Following the Sept. 11, 2001 terrorist attacks, landlords and tenants looked to property insurance and their business interruption coverage grants to provide coverage for loss. Due to the catastrophic costs of the attack, insurers began to eliminate coverage for loss caused by terrorist attacks or offer coverage at prohibitively expensive rates. In the wake of this disaster, Congress passed the Terrorism Risk Insurance Act (TRIA). Although the program was designed to be temporary, Congress has reauthorized or extended the program at least four times since its inception. The TRIA makes terrorism insurance available and more affordable by guaranteeing federal funding for insured losses following an act of terrorism. The TRIA is designed to minimize and spread loss over a period of time by requiring insurers to cover the entire amount of small losses and part of medium-size losses, with the government paying more as the size of the loss grows. The TRIA includes provisions allowing the government to recoup its payments toward smaller losses over time through a levy on insurance policies.

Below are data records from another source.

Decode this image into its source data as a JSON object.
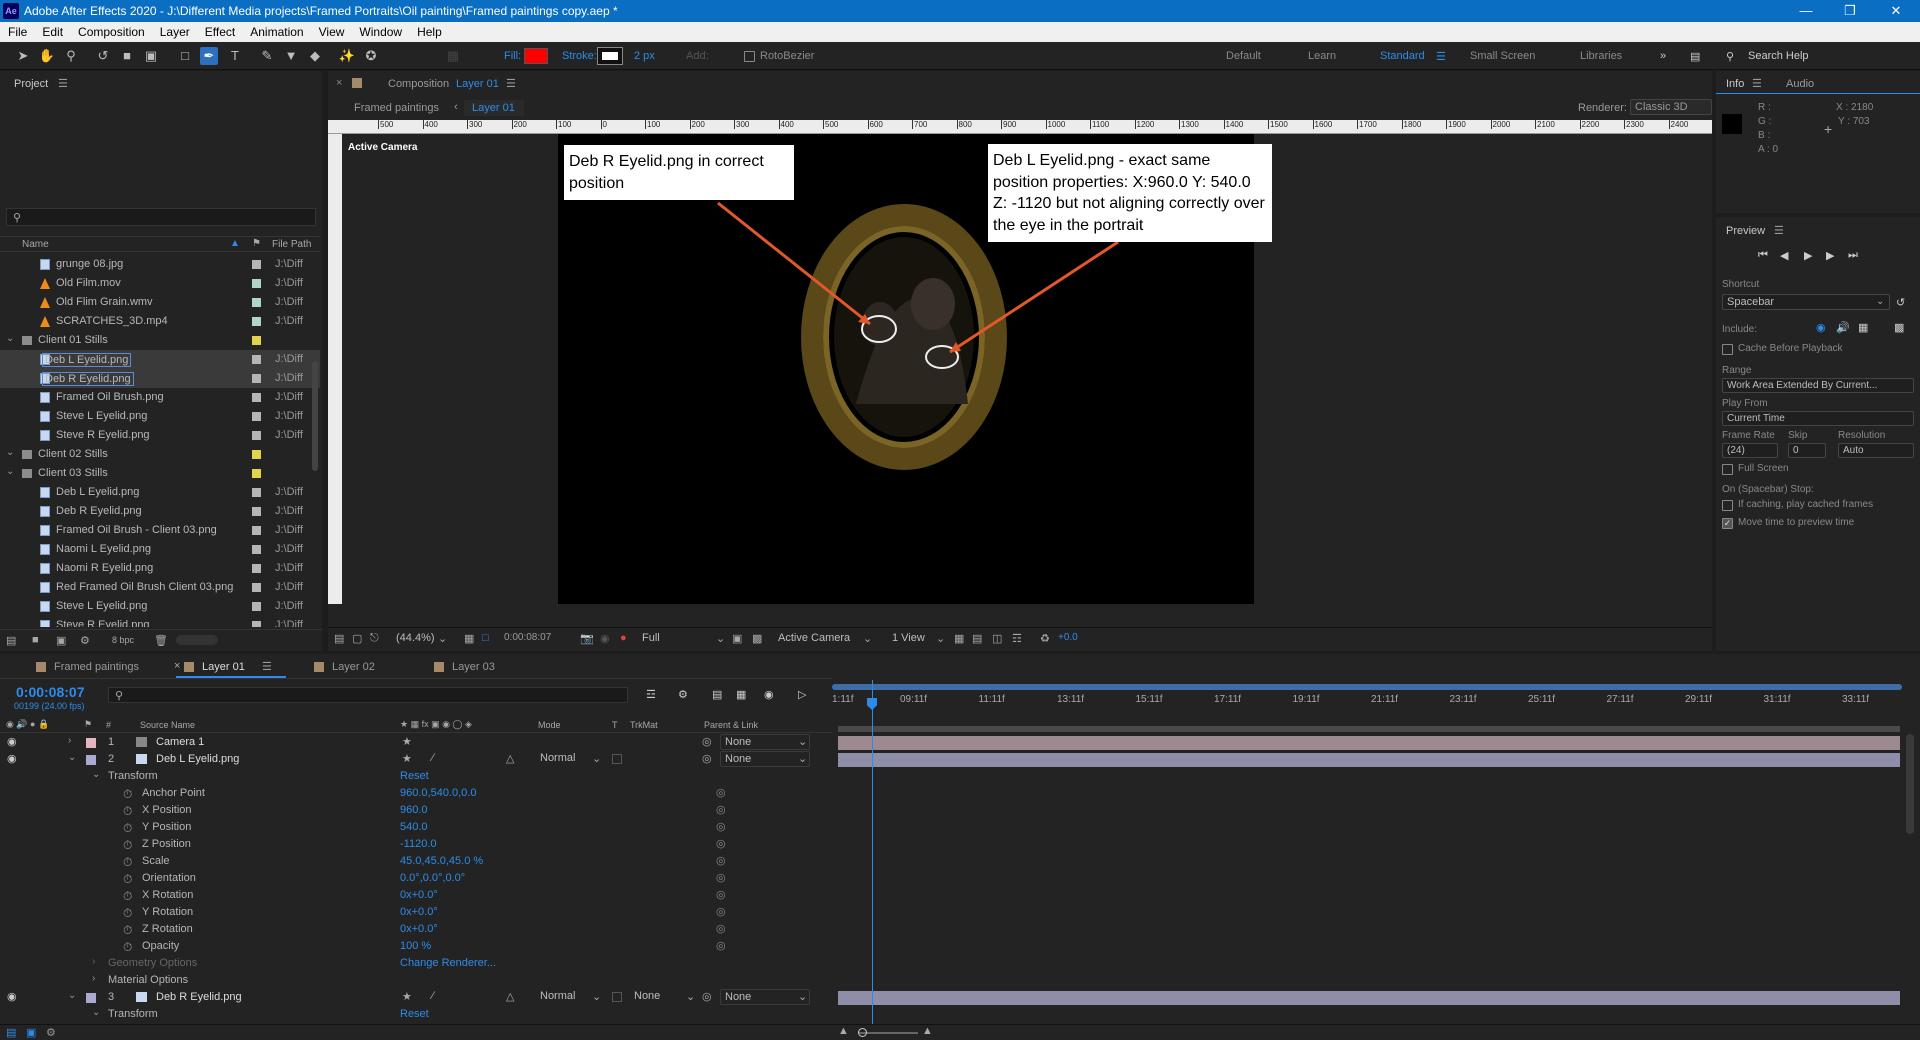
{
  "app": {
    "title": "Adobe After Effects 2020 - J:\\Different Media projects\\Framed Portraits\\Oil painting\\Framed paintings copy.aep *",
    "logo": "Ae"
  },
  "menu": [
    "File",
    "Edit",
    "Composition",
    "Layer",
    "Effect",
    "Animation",
    "View",
    "Window",
    "Help"
  ],
  "toolbar": {
    "fill_label": "Fill:",
    "fill_color": "#ff0000",
    "stroke_label": "Stroke:",
    "stroke_width": "2 px",
    "add_label": "Add:",
    "rotobezier": "RotoBezier",
    "workspaces": [
      "Default",
      "Learn",
      "Standard",
      "Small Screen",
      "Libraries"
    ],
    "active_workspace": "Standard",
    "search_placeholder": "Search Help"
  },
  "project": {
    "title": "Project",
    "search_placeholder": "",
    "col_name": "Name",
    "col_path": "File Path",
    "items": [
      {
        "name": "grunge 08.jpg",
        "type": "image",
        "color": "#b5b5b5",
        "path": "J:\\Diff",
        "indent": 1,
        "selected": false
      },
      {
        "name": "Old Film.mov",
        "type": "vlc",
        "color": "#b0d4c6",
        "path": "J:\\Diff",
        "indent": 1,
        "selected": false
      },
      {
        "name": "Old Flim Grain.wmv",
        "type": "vlc",
        "color": "#b0d4c6",
        "path": "J:\\Diff",
        "indent": 1,
        "selected": false
      },
      {
        "name": "SCRATCHES_3D.mp4",
        "type": "vlc",
        "color": "#b0d4c6",
        "path": "J:\\Diff",
        "indent": 1,
        "selected": false
      },
      {
        "name": "Client 01 Stills",
        "type": "folder",
        "color": "#e3d24f",
        "path": "",
        "indent": 0,
        "selected": false
      },
      {
        "name": "Deb L Eyelid.png",
        "type": "image",
        "color": "#b5b5b5",
        "path": "J:\\Diff",
        "indent": 1,
        "selected": true
      },
      {
        "name": "Deb R Eyelid.png",
        "type": "image",
        "color": "#b5b5b5",
        "path": "J:\\Diff",
        "indent": 1,
        "selected": true
      },
      {
        "name": "Framed Oil Brush.png",
        "type": "image",
        "color": "#b5b5b5",
        "path": "J:\\Diff",
        "indent": 1,
        "selected": false
      },
      {
        "name": "Steve L Eyelid.png",
        "type": "image",
        "color": "#b5b5b5",
        "path": "J:\\Diff",
        "indent": 1,
        "selected": false
      },
      {
        "name": "Steve R Eyelid.png",
        "type": "image",
        "color": "#b5b5b5",
        "path": "J:\\Diff",
        "indent": 1,
        "selected": false
      },
      {
        "name": "Client 02 Stills",
        "type": "folder",
        "color": "#e3d24f",
        "path": "",
        "indent": 0,
        "selected": false
      },
      {
        "name": "Client 03 Stills",
        "type": "folder",
        "color": "#e3d24f",
        "path": "",
        "indent": 0,
        "selected": false
      },
      {
        "name": "Deb L Eyelid.png",
        "type": "image",
        "color": "#b5b5b5",
        "path": "J:\\Diff",
        "indent": 1,
        "selected": false
      },
      {
        "name": "Deb R Eyelid.png",
        "type": "image",
        "color": "#b5b5b5",
        "path": "J:\\Diff",
        "indent": 1,
        "selected": false
      },
      {
        "name": "Framed Oil Brush - Client 03.png",
        "type": "image",
        "color": "#b5b5b5",
        "path": "J:\\Diff",
        "indent": 1,
        "selected": false
      },
      {
        "name": "Naomi L Eyelid.png",
        "type": "image",
        "color": "#b5b5b5",
        "path": "J:\\Diff",
        "indent": 1,
        "selected": false
      },
      {
        "name": "Naomi R Eyelid.png",
        "type": "image",
        "color": "#b5b5b5",
        "path": "J:\\Diff",
        "indent": 1,
        "selected": false
      },
      {
        "name": "Red Framed Oil Brush Client 03.png",
        "type": "image",
        "color": "#b5b5b5",
        "path": "J:\\Diff",
        "indent": 1,
        "selected": false
      },
      {
        "name": "Steve L Eyelid.png",
        "type": "image",
        "color": "#b5b5b5",
        "path": "J:\\Diff",
        "indent": 1,
        "selected": false
      },
      {
        "name": "Steve R Eyelid.png",
        "type": "image",
        "color": "#b5b5b5",
        "path": "J:\\Diff",
        "indent": 1,
        "selected": false
      }
    ],
    "bpc": "8 bpc"
  },
  "composition": {
    "panel_label": "Composition",
    "comp_name": "Layer 01",
    "breadcrumb_parent": "Framed paintings",
    "breadcrumb_child": "Layer 01",
    "renderer_label": "Renderer:",
    "renderer_value": "Classic 3D",
    "view_label": "Active Camera",
    "ruler_labels": [
      "500",
      "400",
      "300",
      "200",
      "100",
      "0",
      "100",
      "200",
      "300",
      "400",
      "500",
      "600",
      "700",
      "800",
      "900",
      "1000",
      "1100",
      "1200",
      "1300",
      "1400",
      "1500",
      "1600",
      "1700",
      "1800",
      "1900",
      "2000",
      "2100",
      "2200",
      "2300",
      "2400"
    ],
    "annotation_right": "Deb L Eyelid.png - exact same position properties: X:960.0  Y: 540.0  Z:  -1120 but not aligning correctly over the eye in the portrait",
    "annotation_left": "Deb R Eyelid.png in correct position",
    "zoom": "(44.4%)",
    "timecode": "0:00:08:07",
    "resolution": "Full",
    "camera": "Active Camera",
    "views": "1 View",
    "exposure": "+0.0"
  },
  "info": {
    "tab_info": "Info",
    "tab_audio": "Audio",
    "r": "R :",
    "g": "G :",
    "b": "B :",
    "a": "A :  0",
    "x": "X : 2180",
    "y": "Y : 703"
  },
  "preview": {
    "title": "Preview",
    "shortcut_label": "Shortcut",
    "shortcut_value": "Spacebar",
    "include_label": "Include:",
    "cache_label": "Cache Before Playback",
    "range_label": "Range",
    "range_value": "Work Area Extended By Current...",
    "play_from_label": "Play From",
    "play_from_value": "Current Time",
    "frame_rate_label": "Frame Rate",
    "skip_label": "Skip",
    "resolution_label": "Resolution",
    "frame_rate_value": "(24)",
    "skip_value": "0",
    "resolution_value": "Auto",
    "full_screen_label": "Full Screen",
    "stop_label": "On (Spacebar) Stop:",
    "if_caching_label": "If caching, play cached frames",
    "move_time_label": "Move time to preview time",
    "move_time_checked": true
  },
  "timeline": {
    "tabs": [
      {
        "label": "Framed paintings",
        "color": "#a58a6a",
        "active": false
      },
      {
        "label": "Layer 01",
        "color": "#a58a6a",
        "active": true
      },
      {
        "label": "Layer 02",
        "color": "#a58a6a",
        "active": false
      },
      {
        "label": "Layer 03",
        "color": "#a58a6a",
        "active": false
      }
    ],
    "timecode": "0:00:08:07",
    "frames": "00199 (24.00 fps)",
    "col_source": "Source Name",
    "col_mode": "Mode",
    "col_t": "T",
    "col_trkmat": "TrkMat",
    "col_parent": "Parent & Link",
    "ruler": [
      "1:11f",
      "09:11f",
      "11:11f",
      "13:11f",
      "15:11f",
      "17:11f",
      "19:11f",
      "21:11f",
      "23:11f",
      "25:11f",
      "27:11f",
      "29:11f",
      "31:11f",
      "33:11f"
    ],
    "layers": [
      {
        "num": "1",
        "name": "Camera 1",
        "color": "#e4b5c1",
        "mode": "",
        "trkmat": "",
        "parent": "None",
        "bar": "#9d8a90"
      },
      {
        "num": "2",
        "name": "Deb L Eyelid.png",
        "color": "#a9a9d2",
        "mode": "Normal",
        "trkmat": "",
        "parent": "None",
        "bar": "#8e8ea8"
      },
      {
        "num": "3",
        "name": "Deb R Eyelid.png",
        "color": "#a9a9d2",
        "mode": "Normal",
        "trkmat": "None",
        "parent": "None",
        "bar": "#8e8ea8"
      }
    ],
    "transform_label": "Transform",
    "reset_label": "Reset",
    "properties": [
      {
        "name": "Anchor Point",
        "value": "960.0,540.0,0.0"
      },
      {
        "name": "X Position",
        "value": "960.0"
      },
      {
        "name": "Y Position",
        "value": "540.0"
      },
      {
        "name": "Z Position",
        "value": "-1120.0"
      },
      {
        "name": "Scale",
        "value": "45.0,45.0,45.0 %"
      },
      {
        "name": "Orientation",
        "value": "0.0°,0.0°,0.0°"
      },
      {
        "name": "X Rotation",
        "value": "0x+0.0°"
      },
      {
        "name": "Y Rotation",
        "value": "0x+0.0°"
      },
      {
        "name": "Z Rotation",
        "value": "0x+0.0°"
      },
      {
        "name": "Opacity",
        "value": "100 %"
      }
    ],
    "geometry_label": "Geometry Options",
    "change_renderer": "Change Renderer...",
    "material_label": "Material Options",
    "transform_label_2": "Transform",
    "reset_label_2": "Reset"
  },
  "colors": {
    "accent": "#2d8ceb",
    "title_bar": "#0a6fc2"
  }
}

Similar to the NFIP and the TRIA, rental income stream protection for loss caused by a pandemic should be designed to spread loss over time and across the industry in the following ways:
A widely available insurance product to protect landlords and tenants adversely impacted by government orders in public health or other crises would ultimately cost the federal government less than the current practice of using multitrillion-dollar stimulus programs. Some members of Congress already have begun to take action to minimize the cost caused by this pandemic and future health crises. New York Congresswoman Carolyn Maloney has introduced the Pandemic Risk Insurance Act that she modeled after the TRIA. Congressional action now will ensure that the economic fallout to the commercial real estate industry caused by the current pandemic is not repeated in the face of future stay-at-home orders and similar government directives.
Reprinted with permission from the June 22, 2020, issue of National Real Estate Investor. © 2020 Informa USA, Inc. All Rights Reserved. Further duplication without permission is prohibited.
To see our other material related to the pandemic, please visit the Coronavirus/COVID-19: Facts, Insights & Resources page of our website by clicking here.
© Lowenstein Sandler LLP, 2020